While all of the above factors on their own can result in back pain, the risk is increased when a worker is exposed to more than one factor while also being exposed to whole-body vibration. All of these factors should be considered when performing a risk assessment.
Controls are available to reduce or eliminate exposure to whole-body vibration. When there is exposure in the workplace, measures must be taken to control exposure and prevent injury.
The selection of appropriate workplace controls will vary, depending on the type of exposure and other factors. Some measures may include the following.
The most effective method of preventing exposure to vibration is to remove the source of the vibration or remove the worker from exposure to the vibration.
Examples include mechanisation or automation of tasks, remote operation of equipment, separating the vibrating machinery from the work area where the operator is standing/sitting or redesigning the task so that vibrating equipment is not used.
- Purchase vehicles and equipment with lower manufacturer-reported vibration emission values.
- Keep surfaces on which equipment is operated in good condition (level surfaces, no potholes, maintain roadways, etc.).
- Provide a suitable seat for the vehicle (for example, passive or active suspension seat). Note: Suspension seats can increase the amount of vibration transmitted to the operator and are not always appropriate. Seat performance should be evaluated to ensure its effectiveness in reducing vibration exposure.
- Select tires that are appropriate for the terrain being travelled on and ensure they are properly inflated.
- Maintain the vehicle, mobile equipment or machinery so that it is in good condition.
- Use vehicles or mobile equipment that have cab layouts and controls arranged so that the operator can maintain an upright, neutral posture that does not require the operator to have an extended reach or twist.

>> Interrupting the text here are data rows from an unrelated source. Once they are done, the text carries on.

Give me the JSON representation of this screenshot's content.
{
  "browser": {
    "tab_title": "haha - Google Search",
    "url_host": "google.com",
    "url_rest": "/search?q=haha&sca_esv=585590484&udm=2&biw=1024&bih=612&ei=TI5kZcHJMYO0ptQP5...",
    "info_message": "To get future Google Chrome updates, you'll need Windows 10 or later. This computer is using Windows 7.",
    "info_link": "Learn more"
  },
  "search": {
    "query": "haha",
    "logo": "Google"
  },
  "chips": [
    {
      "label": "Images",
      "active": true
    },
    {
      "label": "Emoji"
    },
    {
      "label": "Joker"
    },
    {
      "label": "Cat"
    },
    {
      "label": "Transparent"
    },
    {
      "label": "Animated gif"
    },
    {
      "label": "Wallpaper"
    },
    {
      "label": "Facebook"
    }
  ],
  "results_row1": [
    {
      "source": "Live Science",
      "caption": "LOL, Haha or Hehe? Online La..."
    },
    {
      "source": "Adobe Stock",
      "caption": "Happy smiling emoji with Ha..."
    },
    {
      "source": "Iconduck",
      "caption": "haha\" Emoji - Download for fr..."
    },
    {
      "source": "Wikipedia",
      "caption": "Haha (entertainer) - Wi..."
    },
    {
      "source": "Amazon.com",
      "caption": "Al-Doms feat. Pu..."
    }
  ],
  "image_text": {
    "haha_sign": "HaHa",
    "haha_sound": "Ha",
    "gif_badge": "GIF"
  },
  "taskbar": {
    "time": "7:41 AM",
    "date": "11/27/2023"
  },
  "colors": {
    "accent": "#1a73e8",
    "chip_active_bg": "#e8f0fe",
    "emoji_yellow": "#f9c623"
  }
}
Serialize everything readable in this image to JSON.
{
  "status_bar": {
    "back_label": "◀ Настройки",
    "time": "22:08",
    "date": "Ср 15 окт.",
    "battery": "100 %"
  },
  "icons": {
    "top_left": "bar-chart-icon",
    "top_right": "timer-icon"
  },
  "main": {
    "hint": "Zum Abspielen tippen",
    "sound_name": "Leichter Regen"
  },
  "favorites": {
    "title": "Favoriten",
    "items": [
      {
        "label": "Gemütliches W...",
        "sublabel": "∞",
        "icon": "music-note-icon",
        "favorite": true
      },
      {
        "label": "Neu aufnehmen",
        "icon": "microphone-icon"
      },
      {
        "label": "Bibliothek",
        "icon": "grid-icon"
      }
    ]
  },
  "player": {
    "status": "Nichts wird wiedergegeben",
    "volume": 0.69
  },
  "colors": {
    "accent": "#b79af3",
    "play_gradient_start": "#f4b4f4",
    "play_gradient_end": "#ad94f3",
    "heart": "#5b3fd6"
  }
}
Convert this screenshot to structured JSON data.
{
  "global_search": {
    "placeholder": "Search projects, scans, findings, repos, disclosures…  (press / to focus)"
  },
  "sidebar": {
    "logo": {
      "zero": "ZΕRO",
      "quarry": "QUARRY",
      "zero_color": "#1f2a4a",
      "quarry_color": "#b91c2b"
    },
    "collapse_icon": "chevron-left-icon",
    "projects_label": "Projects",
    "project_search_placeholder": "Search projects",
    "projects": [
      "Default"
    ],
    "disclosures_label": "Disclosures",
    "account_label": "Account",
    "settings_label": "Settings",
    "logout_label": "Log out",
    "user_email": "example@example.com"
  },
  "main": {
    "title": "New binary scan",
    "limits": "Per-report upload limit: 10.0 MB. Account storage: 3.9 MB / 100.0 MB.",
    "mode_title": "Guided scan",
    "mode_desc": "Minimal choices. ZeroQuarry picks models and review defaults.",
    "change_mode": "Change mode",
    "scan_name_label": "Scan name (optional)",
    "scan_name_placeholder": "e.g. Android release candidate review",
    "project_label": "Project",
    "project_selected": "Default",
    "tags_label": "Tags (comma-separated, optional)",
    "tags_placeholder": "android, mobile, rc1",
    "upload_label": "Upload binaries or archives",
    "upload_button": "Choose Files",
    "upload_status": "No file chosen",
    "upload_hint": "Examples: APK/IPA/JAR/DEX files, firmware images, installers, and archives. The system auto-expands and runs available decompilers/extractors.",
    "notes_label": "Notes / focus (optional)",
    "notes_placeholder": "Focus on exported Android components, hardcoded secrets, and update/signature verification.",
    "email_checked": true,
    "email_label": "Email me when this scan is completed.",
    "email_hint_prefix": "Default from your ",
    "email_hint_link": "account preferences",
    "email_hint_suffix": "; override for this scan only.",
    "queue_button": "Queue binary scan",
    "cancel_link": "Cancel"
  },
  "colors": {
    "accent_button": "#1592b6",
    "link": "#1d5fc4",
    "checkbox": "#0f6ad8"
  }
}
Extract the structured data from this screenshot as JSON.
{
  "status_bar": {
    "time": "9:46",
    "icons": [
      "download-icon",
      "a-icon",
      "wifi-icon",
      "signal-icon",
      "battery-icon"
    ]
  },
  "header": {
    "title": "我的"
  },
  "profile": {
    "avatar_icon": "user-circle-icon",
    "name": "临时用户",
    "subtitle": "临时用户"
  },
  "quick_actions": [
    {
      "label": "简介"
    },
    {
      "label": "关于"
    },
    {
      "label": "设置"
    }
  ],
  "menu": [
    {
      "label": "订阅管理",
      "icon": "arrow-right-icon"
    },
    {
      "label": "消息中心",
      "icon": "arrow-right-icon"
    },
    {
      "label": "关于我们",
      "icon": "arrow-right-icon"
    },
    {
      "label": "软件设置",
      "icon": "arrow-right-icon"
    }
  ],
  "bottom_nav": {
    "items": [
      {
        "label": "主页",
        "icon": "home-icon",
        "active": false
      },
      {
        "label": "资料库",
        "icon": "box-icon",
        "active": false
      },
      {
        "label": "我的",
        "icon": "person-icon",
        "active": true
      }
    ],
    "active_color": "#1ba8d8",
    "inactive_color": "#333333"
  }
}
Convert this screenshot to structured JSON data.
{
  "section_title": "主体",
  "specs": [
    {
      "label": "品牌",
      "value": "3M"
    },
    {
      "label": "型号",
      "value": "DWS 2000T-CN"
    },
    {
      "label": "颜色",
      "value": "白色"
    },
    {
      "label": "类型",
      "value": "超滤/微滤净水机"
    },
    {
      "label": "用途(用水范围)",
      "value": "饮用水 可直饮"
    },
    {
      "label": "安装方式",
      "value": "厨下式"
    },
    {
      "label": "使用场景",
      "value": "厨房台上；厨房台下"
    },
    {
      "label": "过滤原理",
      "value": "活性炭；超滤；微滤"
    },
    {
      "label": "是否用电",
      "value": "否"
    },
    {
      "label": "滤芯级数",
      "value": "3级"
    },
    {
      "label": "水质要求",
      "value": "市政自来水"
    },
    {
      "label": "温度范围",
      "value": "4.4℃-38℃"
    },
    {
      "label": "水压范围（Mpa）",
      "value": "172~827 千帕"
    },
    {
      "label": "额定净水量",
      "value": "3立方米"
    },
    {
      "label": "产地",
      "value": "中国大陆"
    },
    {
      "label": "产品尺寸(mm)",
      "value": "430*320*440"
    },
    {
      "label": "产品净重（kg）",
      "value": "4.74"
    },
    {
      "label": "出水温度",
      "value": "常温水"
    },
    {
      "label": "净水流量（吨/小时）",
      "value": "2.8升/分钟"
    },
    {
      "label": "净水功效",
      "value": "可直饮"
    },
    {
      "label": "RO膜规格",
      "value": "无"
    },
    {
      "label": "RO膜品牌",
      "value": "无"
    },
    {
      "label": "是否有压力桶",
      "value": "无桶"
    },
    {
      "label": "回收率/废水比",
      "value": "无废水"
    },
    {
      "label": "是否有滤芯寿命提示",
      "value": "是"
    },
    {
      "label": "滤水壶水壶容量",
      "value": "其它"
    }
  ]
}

- Dampen or isolate the source of the vibration or the work surface.
- Reduce the exposure to vibration by providing alternate tasks for the worker to perform in addition to work with vibrating vehicles and mobile equipment or machinery.
- If the work requires driving for long periods, instruct drivers to take periodic breaks to leave the vehicle and stretch.
- Have a regular maintenance schedule for vehicle, mobile equipment or vibrating machinery.
- Minimize the distance travelled in a vehicle or mobile equipment.
- Reduce vehicle/mobile equipment speed.
- Provide training and information to workers and supervisors regarding whole-body vibration, including:
- health effects
- how to detect and report signs of injury
- potential sources of exposure
- ways to decrease exposure, including safe work practices and the use and adjustment of any devices that are provided to reduce exposure (for example, suspension seats).
Personal protective equipment
There is no effective personal protective equipment for reducing exposure to whole-body vibration.
If you need more information about safety requirements, please contact the Ministry of Labour Health & Safety Contact Centre at
This resource does not replace the Occupational Health and Safety Act (OHSA) and its regulations, and should not be used as or considered legal advice. Health and safety inspectors apply the law based on the facts in the workplace.